Appellant also contends the indictment is constitutionally insufficient in that he is charged in the language of a statute which is vague and overbroad and fails to give him adequate notice of what conduct is proscribed. United States v. Harriss, 347 U.S. 612, 74 S.Ct. 808, 98 L.Ed. 989 (1954). While "disable" may not be a word which radiates 100% clarity, nonetheless its meaning is sufficiently definite to apprise persons that engaging in conduct which amounts to disabling a train will expose themselves to criminal liability.3


Webster's Third New International Dictionary, Unabridged, defines disabled as "to make incapable or ineffective: incapacitate." This definition approximately parallels the language which the District Court used in charging the jury. As applied to appellant in the instant case § 1992 is constitutional. We need not decide whether it might be vague and overbroad as applied in some other situation. United States v. Raines, 362 U.S. 17, 21, 80 S.Ct. 519, 4 L.Ed.2d 524 (1960).




Honorable James M. Burns, United States District Judge, District of Oregon, sitting by designation


The government's evidence showed that the disabled train was traveling about 40 miles per hour; the total weight of the train was 6,000,000 pounds


Frankfurter, Some Reflections on the Reading of Statutes, 47 Col.L.Rev. 527, 543 (1947)


We note also that the indictment is sufficient to enable the defendant to plead an acquittal or conviction in bar of future prosecutions for the same offense.

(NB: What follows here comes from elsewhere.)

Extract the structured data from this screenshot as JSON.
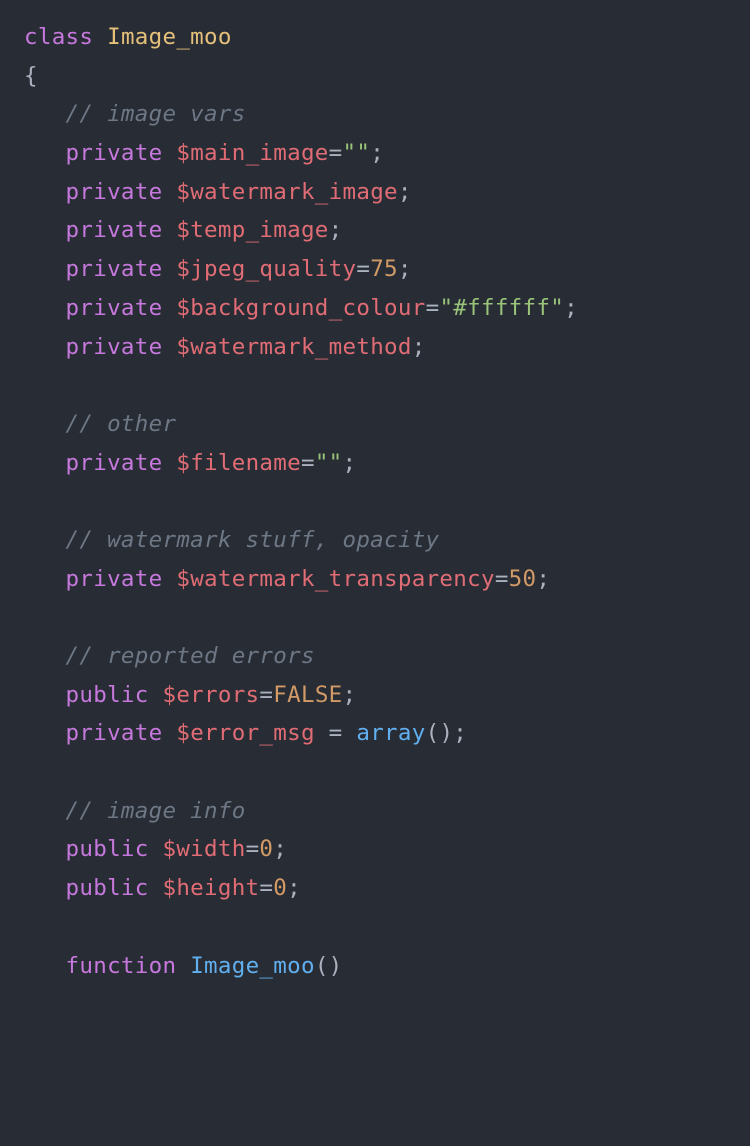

Hamling v. United States, 418 U.S. 87, 94 S.Ct. 2887, 41 L.Ed.2d 590 (1974); United States v. Debrow, 346 U.S. 374, 74 S.Ct. 113, 98 L.Ed. 92 (1953)